Getting different time for kernel execution.

Hi Everyone,

I want calculate each individual kernel execution time. So, I am calculating like follwing code sample :

unsigned int	funTime  = 0;

	 float			  time	   =0.0f;

	 CUT_SAFE_CALL( cutCreateTimer(&funTime) );

	 CUT_SAFE_CALL( cutStartTimer(funTime) );


	  MyKernel <<<12, 256>>>( float inputArray,  float outputArray );


	  CUT_SAFE_CALL( cutStopTimer(funTime) );

	  time = cutGetTimerValue(funTime);

	 CUT_SAFE_CALL( cutDeleteTimer(funTime) );

	 printf("\MyKernel()  execution time: %2f (ms) \n", time );

I am getting

But CUDA profiler 2.3 gives the execution time

Why am I getting this difference in execution time ?

You should not be using CUTIL, it is meant only for SDK developers to create quick and clean examples.

Given that, I’m guessing that the profiler uses actual hardware timers (cuda events) and the cutil timers use lower resolution software timers. Also, I’m going to assume cutStopTimer does a cudaThreadSynchronize, otherwords you would just be timing the kernel launch time as they are asynchronous.

Could you tell best way to calculate time of kernel from the code?

if am not wrong cutilStopTimer, does not call any threadsynch code.


//! Stop the time with name \a name. Does not reset.

//! @param name  name of the timer to stop



cutStopTimer( const unsigned int name) 


	CUTBoolean retval = CUTTrue;

#ifdef _DEBUG



		StopWatch::get( name).stop();


	catch( const std::exception& ex) 


		std::cerr << "WARNING: " << ex.what() << std::endl;

		retval = CUTFalse;



	StopWatch::get( name).stop();


	return retval;


the answer is i dont know. i know it does not help a lot but it’ll save you time asking me this question.

please don’t kick me toot hard for this >.<

Yes, you are absolutely corrct here. I have checked it .

Check out section “ Event” in the programming guide:

The following code sample creates two events:

cudaEvent_t start, stop;



These events can be used to time the code sample of the previous section the following way:

cudaEventRecord(start, 0);

for (int i = 0; i < 2; ++i)

cudaMemcpyAsync(inputDev + i * size, inputHost + i * size, size, cudaMemcpyHostToDevice, stream[i]);
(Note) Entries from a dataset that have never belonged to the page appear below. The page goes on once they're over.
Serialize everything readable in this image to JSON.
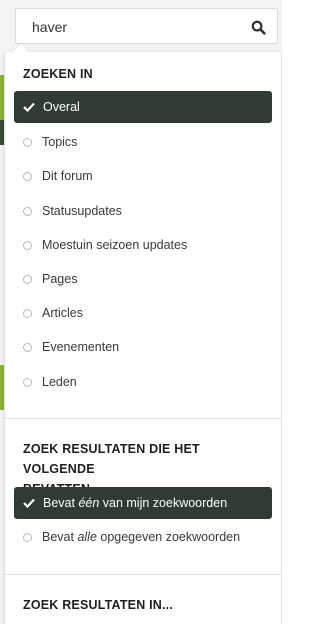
{
  "search": {
    "value": "haver",
    "icon": "search-icon"
  },
  "colors": {
    "selected_bg": "#2f3b33",
    "accent_green": "#8bb23c"
  },
  "sections": {
    "search_in": {
      "title": "ZOEKEN IN",
      "options": [
        {
          "label": "Overal",
          "selected": true
        },
        {
          "label": "Topics",
          "selected": false
        },
        {
          "label": "Dit forum",
          "selected": false
        },
        {
          "label": "Statusupdates",
          "selected": false
        },
        {
          "label": "Moestuin seizoen updates",
          "selected": false
        },
        {
          "label": "Pages",
          "selected": false
        },
        {
          "label": "Articles",
          "selected": false
        },
        {
          "label": "Evenementen",
          "selected": false
        },
        {
          "label": "Leden",
          "selected": false
        }
      ]
    },
    "results_containing": {
      "title_line1": "ZOEK RESULTATEN DIE HET VOLGENDE",
      "title_line2": "BEVATTEN...",
      "options": [
        {
          "before": "Bevat ",
          "em": "één",
          "after": " van mijn zoekwoorden",
          "selected": true
        },
        {
          "before": "Bevat ",
          "em": "alle",
          "after": " opgegeven zoekwoorden",
          "selected": false
        }
      ]
    },
    "results_in": {
      "title": "ZOEK RESULTATEN IN..."
    }
  }
}
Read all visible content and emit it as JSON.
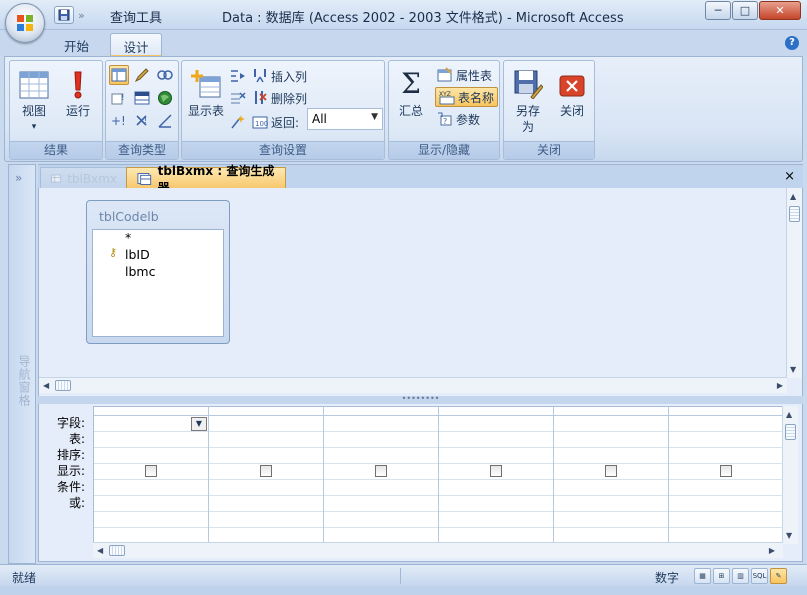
{
  "window": {
    "context_tab": "查询工具",
    "title": "Data : 数据库 (Access 2002 - 2003 文件格式) - Microsoft Access",
    "minimize": "─",
    "maximize": "□",
    "close": "✕"
  },
  "ribbon": {
    "tabs": [
      "开始",
      "设计"
    ],
    "active_tab": "设计",
    "groups": {
      "results": {
        "label": "结果",
        "view": "视图",
        "view_arrow": "▾",
        "run": "运行"
      },
      "query_type": {
        "label": "查询类型"
      },
      "query_setup": {
        "label": "查询设置",
        "show_table": "显示表",
        "insert_column": "插入列",
        "delete_column": "删除列",
        "return_label": "返回:",
        "return_value": "All"
      },
      "show_hide": {
        "label": "显示/隐藏",
        "totals": "汇总",
        "property_sheet": "属性表",
        "table_names": "表名称",
        "parameters": "参数"
      },
      "close": {
        "label": "关闭",
        "save_as": "另存为",
        "close": "关闭"
      }
    }
  },
  "nav_pane": {
    "toggle": "»",
    "label": "导航窗格"
  },
  "doc_tabs": [
    {
      "label": "tblBxmx",
      "active": false
    },
    {
      "label": "tblBxmx : 查询生成器",
      "active": true
    }
  ],
  "doc_close": "×",
  "design": {
    "table": {
      "name": "tblCodelb",
      "fields": [
        "*",
        "lbID",
        "lbmc"
      ],
      "key_field": "lbID"
    }
  },
  "grid": {
    "row_labels": [
      "字段:",
      "表:",
      "排序:",
      "显示:",
      "条件:",
      "或:"
    ],
    "columns": 6
  },
  "status": {
    "left": "就绪",
    "mode": "数字"
  },
  "colors": {
    "accent": "#f9c45d",
    "ribbon_bg": "#dde8f6",
    "title_text": "#1a2d4a"
  }
}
for (int i = 0; i < 2; ++i)

myKernel<<<100, 512, 0, stream[i]>>>(outputDev + i * size, inputDev + i * size, size);

for (int i = 0; i < 2; ++i)

cudaMemcpyAsync(outputHost + i * size, outputDev + i * size, size, cudaMemcpyDeviceToHost, stream[i]);

cudaEventRecord(stop, 0);


float elapsedTime;

cudaEventElapsedTime(&elapsedTime, start, stop);

They are destroyed this way:



It looks like the nbody SDK example project uses these event timers:

void runBenchmark(int iterations)


	// once without timing to prime the GPU


	cutilSafeCall(cudaEventRecord(startEvent, 0));

	for (int i = 0; i < iterations; ++i)




	cutilSafeCall(cudaEventRecord(stopEvent, 0));  


	float milliseconds = 0;

	cutilSafeCall( cudaEventElapsedTime(&milliseconds, startEvent, stopEvent));

	double interactionsPerSecond = 0;

	double gflops = 0;

	computePerfStats(interactionsPerSecond, gflops, milliseconds, iterations);


	printf("%d bodies, total time for %d iterations: %0.3f ms\n", 

		   numBodies, iterations, milliseconds);

	printf("= %0.3f billion interactions per second\n", interactionsPerSecond);

	printf("= %0.3f GFLOP/s at %d flops per interaction\n", gflops, 20);   


Keep in mind however, these are just device timers and will only time what’s going on with the hardware…perfect if you are just trying to time a kernel.

You are correct, sorry about that.

I missed the indented “cudaThreadSynchronize();” after the call in the original post. I was assuming that since it took 15ms as opposed to the very short amount of time required to launch the kernel, something else (cutilStopTimer) must be doing the sych.